Public-private partnerships, education and policy changes could help combat threats -- such as unstable funding, tight budgets and increases in global competition -- to the economic future of Boulder and Colorado, a slate of business, government and university leaders said Wednesday.

More than 200 people convened for the sixth annual Boulder Economic Summit, an event aimed at fostering discussion, education and action related to Boulder's economy.

The scope of this year's summit was broadened to a more regional and statewide outlook to address challenges facing a state with a strong backbone of publicly funded research.

The Boulder Economic Council, the summit's host, compiled speakers from across industries, educational institutions, government and research facilities to identify strengths, concerns and opportunities to ensure further economic growth.

On the federal level, U.S. Sen. Mark Udall, D-Colo., said necessary actions to ensure the competitive position of Colorado and the nation include finding alternatives in the midst of sequestration, tax reform, immigration reform and putting a close eye on "U.S.A. Inc.'s balance sheet."

Colorado may be well positioned, Udall said, noting a 6.9 percent unemployment rate and improvements in the real estate market.

"But that's not good enough," he said. "We need to drive entrepreneurship and innovation."

To do so, investment should be made in education, especially the science, technology, engineering and math fields; research and development; and infrastructure such as satellites and technology such as unmanned aerial systems, Udall said.

Udall has backed efforts to have Colorado serve as one of six U.S. test sites for the unmanned aerial systems, or drones.

'Pipeline of human capital'

Research-focused universities also play key roles, said Peter H. Henderson, director of the National Research Council's Board on Higher Education and Workforce.

Henderson provided an overview of results from the National Research Council's 2012 report, "Research Universities and the Future of America." The report highlighted 10 actions for governments, schools and businesses to take in order to bolster economic prosperity.

Those actions include policy-related directives such as calling on the federal government to develop sustainable efforts to fund research and reducing regulations that could hinder the effectiveness of research.
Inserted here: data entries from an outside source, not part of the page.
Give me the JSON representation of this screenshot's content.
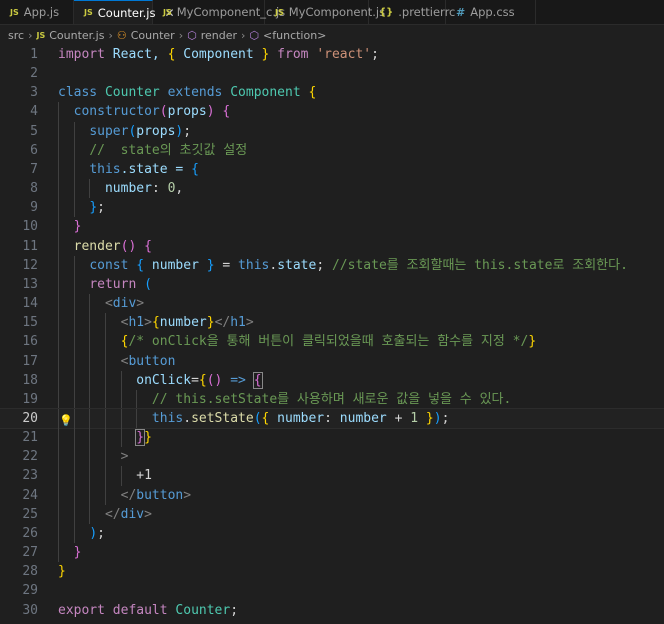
{
  "tabs": [
    {
      "label": "App.js",
      "icon": "JS"
    },
    {
      "label": "Counter.js",
      "icon": "JS",
      "active": true,
      "close": "✕"
    },
    {
      "label": "MyComponent_c.js",
      "icon": "JS"
    },
    {
      "label": "MyComponent.js",
      "icon": "JS"
    },
    {
      "label": ".prettierrc",
      "icon": "{}"
    },
    {
      "label": "App.css",
      "icon": "#"
    }
  ],
  "breadcrumb": {
    "folder": "src",
    "file": "Counter.js",
    "file_icon": "JS",
    "class": "Counter",
    "method": "render",
    "fn": "<function>"
  },
  "lines": [
    [
      [
        "import",
        "c"
      ],
      [
        " React, ",
        "v"
      ],
      [
        "{",
        "b1"
      ],
      [
        " Component ",
        "v"
      ],
      [
        "}",
        "b1"
      ],
      [
        " from ",
        "c"
      ],
      [
        "'react'",
        "s"
      ],
      [
        ";",
        "p"
      ]
    ],
    [],
    [
      [
        "class ",
        "k"
      ],
      [
        "Counter ",
        "t"
      ],
      [
        "extends ",
        "k"
      ],
      [
        "Component ",
        "t"
      ],
      [
        "{",
        "b1"
      ]
    ],
    [
      [
        "  "
      ],
      [
        "constructor",
        "k"
      ],
      [
        "(",
        "b2"
      ],
      [
        "props",
        "v"
      ],
      [
        ")",
        "b2"
      ],
      [
        " ",
        "p"
      ],
      [
        "{",
        "b2"
      ]
    ],
    [
      [
        "    "
      ],
      [
        "super",
        "k"
      ],
      [
        "(",
        "b3"
      ],
      [
        "props",
        "v"
      ],
      [
        ")",
        "b3"
      ],
      [
        ";",
        "p"
      ]
    ],
    [
      [
        "    "
      ],
      [
        "//  state의 초깃값 설정",
        "m"
      ]
    ],
    [
      [
        "    "
      ],
      [
        "this",
        "k"
      ],
      [
        ".state = ",
        "v"
      ],
      [
        "{",
        "b3"
      ]
    ],
    [
      [
        "      "
      ],
      [
        "number",
        "v"
      ],
      [
        ": ",
        "p"
      ],
      [
        "0",
        "n"
      ],
      [
        ",",
        "p"
      ]
    ],
    [
      [
        "    "
      ],
      [
        "}",
        "b3"
      ],
      [
        ";",
        "p"
      ]
    ],
    [
      [
        "  "
      ],
      [
        "}",
        "b2"
      ]
    ],
    [
      [
        "  "
      ],
      [
        "render",
        "f"
      ],
      [
        "()",
        "b2"
      ],
      [
        " ",
        "p"
      ],
      [
        "{",
        "b2"
      ]
    ],
    [
      [
        "    "
      ],
      [
        "const ",
        "k"
      ],
      [
        "{",
        "b3"
      ],
      [
        " number ",
        "v"
      ],
      [
        "}",
        "b3"
      ],
      [
        " = ",
        "p"
      ],
      [
        "this",
        "k"
      ],
      [
        ".",
        "p"
      ],
      [
        "state",
        "v"
      ],
      [
        "; ",
        "p"
      ],
      [
        "//state를 조회할때는 this.state로 조회한다.",
        "m"
      ]
    ],
    [
      [
        "    "
      ],
      [
        "return ",
        "c"
      ],
      [
        "(",
        "b3"
      ]
    ],
    [
      [
        "      "
      ],
      [
        "<",
        "g"
      ],
      [
        "div",
        "k"
      ],
      [
        ">",
        "g"
      ]
    ],
    [
      [
        "        "
      ],
      [
        "<",
        "g"
      ],
      [
        "h1",
        "k"
      ],
      [
        ">",
        "g"
      ],
      [
        "{",
        "b1"
      ],
      [
        "number",
        "v"
      ],
      [
        "}",
        "b1"
      ],
      [
        "</",
        "g"
      ],
      [
        "h1",
        "k"
      ],
      [
        ">",
        "g"
      ]
    ],
    [
      [
        "        "
      ],
      [
        "{",
        "b1"
      ],
      [
        "/* onClick을 통해 버튼이 클릭되었을때 호출되는 함수를 지정 */",
        "m"
      ],
      [
        "}",
        "b1"
      ]
    ],
    [
      [
        "        "
      ],
      [
        "<",
        "g"
      ],
      [
        "button",
        "k"
      ]
    ],
    [
      [
        "          "
      ],
      [
        "onClick",
        "v"
      ],
      [
        "=",
        "p"
      ],
      [
        "{",
        "b1"
      ],
      [
        "()",
        "b2"
      ],
      [
        " => ",
        "k"
      ],
      [
        "{",
        "b2 bm"
      ]
    ],
    [
      [
        "            "
      ],
      [
        "// this.setState를 사용하며 새로운 값을 넣을 수 있다.",
        "m"
      ]
    ],
    [
      [
        "            "
      ],
      [
        "this",
        "k"
      ],
      [
        ".",
        "p"
      ],
      [
        "setState",
        "f"
      ],
      [
        "(",
        "b3"
      ],
      [
        "{",
        "b1"
      ],
      [
        " number",
        "v"
      ],
      [
        ": ",
        "p"
      ],
      [
        "number",
        "v"
      ],
      [
        " + ",
        "p"
      ],
      [
        "1",
        "n"
      ],
      [
        " ",
        "p"
      ],
      [
        "}",
        "b1"
      ],
      [
        ")",
        "b3"
      ],
      [
        ";",
        "p"
      ]
    ],
    [
      [
        "          "
      ],
      [
        "}",
        "b2 bm"
      ],
      [
        "}",
        "b1"
      ]
    ],
    [
      [
        "        "
      ],
      [
        ">",
        "g"
      ]
    ],
    [
      [
        "          "
      ],
      [
        "+1",
        "p"
      ]
    ],
    [
      [
        "        "
      ],
      [
        "</",
        "g"
      ],
      [
        "button",
        "k"
      ],
      [
        ">",
        "g"
      ]
    ],
    [
      [
        "      "
      ],
      [
        "</",
        "g"
      ],
      [
        "div",
        "k"
      ],
      [
        ">",
        "g"
      ]
    ],
    [
      [
        "    "
      ],
      [
        ")",
        "b3"
      ],
      [
        ";",
        "p"
      ]
    ],
    [
      [
        "  "
      ],
      [
        "}",
        "b2"
      ]
    ],
    [
      [
        "}",
        "b1"
      ]
    ],
    [],
    [
      [
        "export ",
        "c"
      ],
      [
        "default ",
        "c"
      ],
      [
        "Counter",
        "t"
      ],
      [
        ";",
        "p"
      ]
    ]
  ],
  "current_line": 20,
  "colors": {
    "accent": "#0078d4",
    "keyword": "#569cd6",
    "comment": "#6a9955"
  }
}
Other actions included increasing partnerships between public and private entities; making sure all people, including women and minorities, are represented in education and STEM fields; and having research and universities maintain a strong international contingent.

Michael V. Martin, chancellor of the Colorado State University system, cautioned that not only will there be a need to fill STEM-related jobs in the private sector, but also on the education side of the table because of the "out-migration of Baby Boomer faculty."

"I think that's a crisis we've yet to fully confront," he said.

Martin said two other challenges were the "great Colorado conundrum" -- the idea that the state excels at attracting highly educated people, but has below-average college graduation rates -- and a lack of focus in improving access to education for those with lower incomes.

U.S. Rep. Jared Polis, D-Boulder, spoke further on education and immigration reform as being catalysts for a strong workforce.

Polis gave his support for President Barack Obama's push for universal pre-school, establishing computer science courses as core requirements as opposed to electives and expanding opportunities for women to receive training for higher-paying jobs.

He expressed cautious optimism for the passage of immigration reform proposals such as giving green cards to U.S.-educated foreign students who earn a master's or Ph.D. in STEM fields and visas for foreign-born entrepreneurs and investors.

"The biggest challenge we face is one of maintaining our pipeline of human capital," Polis said.

'World-class innovation scene'

Other potential solutions offered to combat decreased funding and increased competition from abroad involve public-private partnerships, said Clif Harald, president of the Boulder Economic Council.

CU officials including Brad Bernthal, director of entrepreneurial initiatives at the Silicon Flatirons Center, and Frances Draper, vice chancellor for strategic relations, made note of efforts under way at the university to connect businesses and entrepreneurs to researchers and students.

CU has played host to startup-focused events such as the bimonthly New Tech Meetup and partnered with commercialization-focused organizations such as the Innovation Center of the Rockies and has plans to further step up collaborations between businesses and researchers through a new Industry Connections office, Draper said.

Bernthal said he's "nervous" about the effects shrinking budgets and reduced funding will have on CU, but said the growth of the startup communities in Denver and Boulder could benefit the region as a whole.

"The stronger the perception there's a depth of offerings in this area, the better off we are," he said. " ... There's not that many places that can leverage a world-class innovation scene."

Contact Camera Business Writer Alicia Wallace at 303-473-1332 or